A quick Google search helped me conclude, it depends. Some cells re-grow quickly. Those found in human hearts are said to lag. And in our brains, some cells never replace themselves. More on the science here.
Head. Heart. Body. Three domains we will live and experience the world in. I’m comforted by the fact that cells still in my heart were around when Dad was still with us. And in neurons and tissues in my head, memories linger for a life time.
There’s that old Gershwin tune, reflecting on lost love:
“We may never never meet again, on that bumpy road to love
Still I’ll always, always keep the memory of
The way you hold your knife
The way we danced till three
The way you changed my life
No, no they can’t take that away from me
No, they can’t take that away from me.”
Sure, this was meant as a love ballad, but for me, I’m starting to worry about the things that seep away as we keep moving forward.
Skeletons take eleven years to regenerate. Parts of my bones still know him. And the metaphors we humans use to try and comprehend our human experience sink into my essence and pass on to my daughter.
She has eye balls and ear balls. That’s what Papa would have told her. Those eyeballs take on the shape of her grandfathers.
We carry in our bodies living systems of memories and wants and aches and our humanity. And when pieces of that human experience get lost, we turn our attention to what we can grow instead. Why must transition be so ladened with sadness? Why do we focus on what can be created to fill in the gaps?
In a recent coaching session, my coach asked “What if you can hold both? The grief and the growth?”
A strong image came to me of a small sunflower, bravely lifting a heavy center surrounded by pedals unfurling. The flower turn its head a different direction. The sun isn’t over there anymore, I thought.
In order to hold both, in my little growing pot, I need to turn my head to a new source of sun.
I’m growing, regenerating, creating life and seeking nutrients. And still, pieces of me remain the same.
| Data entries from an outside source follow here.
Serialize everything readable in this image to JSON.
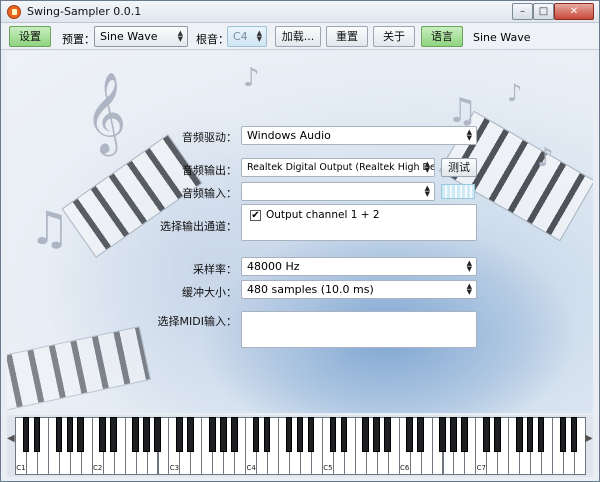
{
  "window": {
    "title": "Swing-Sampler 0.0.1",
    "controls": {
      "minimize": "–",
      "maximize": "□",
      "close": "✕"
    }
  },
  "toolbar": {
    "settings_label": "设置",
    "preset_label": "预置：",
    "preset_value": "Sine Wave",
    "root_label": "根音：",
    "root_value": "C4",
    "load_label": "加载...",
    "reset_label": "重置",
    "about_label": "关于",
    "language_label": "语言",
    "current_preset": "Sine Wave"
  },
  "form": {
    "audio_driver_label": "音频驱动：",
    "audio_driver_value": "Windows Audio",
    "audio_output_label": "音频输出：",
    "audio_output_value": "Realtek Digital Output (Realtek High Definition Audio)",
    "test_label": "测试",
    "audio_input_label": "音频输入：",
    "audio_input_value": "",
    "output_channels_label": "选择输出通道：",
    "output_channel_item": "Output channel 1 + 2",
    "output_channel_checked": true,
    "sample_rate_label": "采样率：",
    "sample_rate_value": "48000 Hz",
    "buffer_size_label": "缓冲大小：",
    "buffer_size_value": "480 samples (10.0 ms)",
    "midi_input_label": "选择MIDI输入："
  },
  "keyboard": {
    "octave_labels": [
      "C1",
      "C2",
      "C3",
      "C4",
      "C5",
      "C6",
      "C7"
    ],
    "scroll_left": "◀",
    "scroll_right": "▶"
  },
  "colors": {
    "accent_green": "#8fd37f",
    "close_red": "#c6483a",
    "background": "#e9eef4"
  }
}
I suppose the both-and is a beautiful place to be. A lagging heart. A brain that holds memories. All beautiful things.